Summary (taken from blurb):
Bert Facey sees himself as an ordinary man, but his remarkable story reveals a winner against impossible odds. At eight, his ‘childhood’ ended and he went out to work – clearing, ploughing, fencing, droving, sinking dams, boxing with a travelling troupe. He survived Gallipoli to become a farmer, but was forced to leave the land during the Depression.
A Fortunate Life is the amazing true story of the life of Albert Facey, covering his life from his birth in 1894 to around 1976, six years before he died. Bert had little schooling and mostly taught himself to read and write. He began keeping notes about his life and eventually compiled them chronologically into this book at the urging of his family.
The writing is not at all flowery or lyrical – Facey tells the story straight up and betrays little emotion throughout, only occasionally mentioning his loneliness in the bush, his terror during the war, and his deep love for his wife and children. The story is so chock-full of events that, had overly descriptive language been used, the impact of his story would have been lessened.
A Fortunate Life moves along at a cracking pace and is a remarkable story of endurance and humbleness in the face of incredible hardship.
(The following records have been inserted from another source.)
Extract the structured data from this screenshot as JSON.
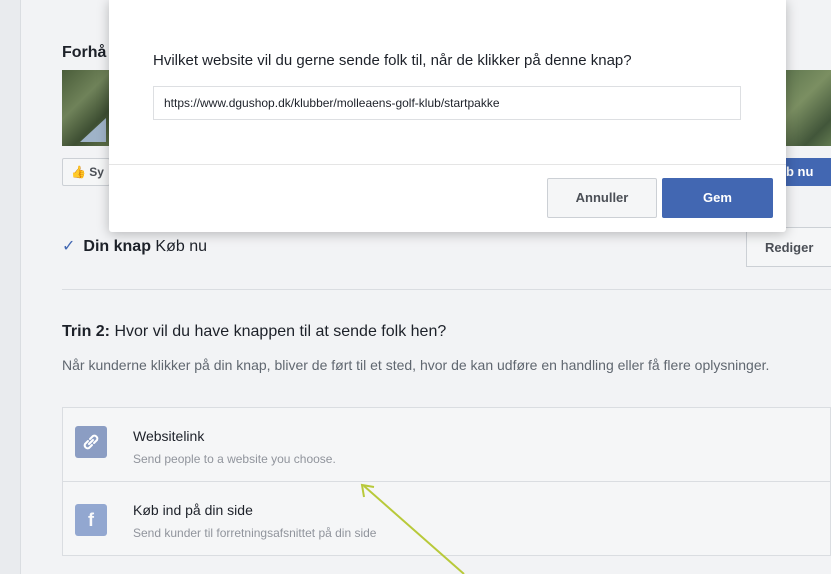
{
  "background": {
    "heading_partial": "Forhå",
    "like_label": "Sy",
    "buy_label": "b nu"
  },
  "din_knap": {
    "label_bold": "Din knap",
    "value": "Køb nu",
    "edit_label": "Rediger"
  },
  "step2": {
    "prefix": "Trin 2:",
    "title": "Hvor vil du have knappen til at sende folk hen?",
    "description": "Når kunderne klikker på din knap, bliver de ført til et sted, hvor de kan udføre en handling eller få flere oplysninger."
  },
  "options": [
    {
      "title": "Websitelink",
      "subtitle": "Send people to a website you choose.",
      "icon": "link-icon"
    },
    {
      "title": "Køb ind på din side",
      "subtitle": "Send kunder til forretningsafsnittet på din side",
      "icon": "facebook-icon"
    }
  ],
  "modal": {
    "question": "Hvilket website vil du gerne sende folk til, når de klikker på denne knap?",
    "url_value": "https://www.dgushop.dk/klubber/molleaens-golf-klub/startpakke",
    "cancel_label": "Annuller",
    "save_label": "Gem"
  },
  "colors": {
    "accent": "#4267b2",
    "arrow": "#b8c93a"
  }
}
The book gives a wonderful view of how life was lived in Australia during this time period. Highly recommended.
Review by Kylie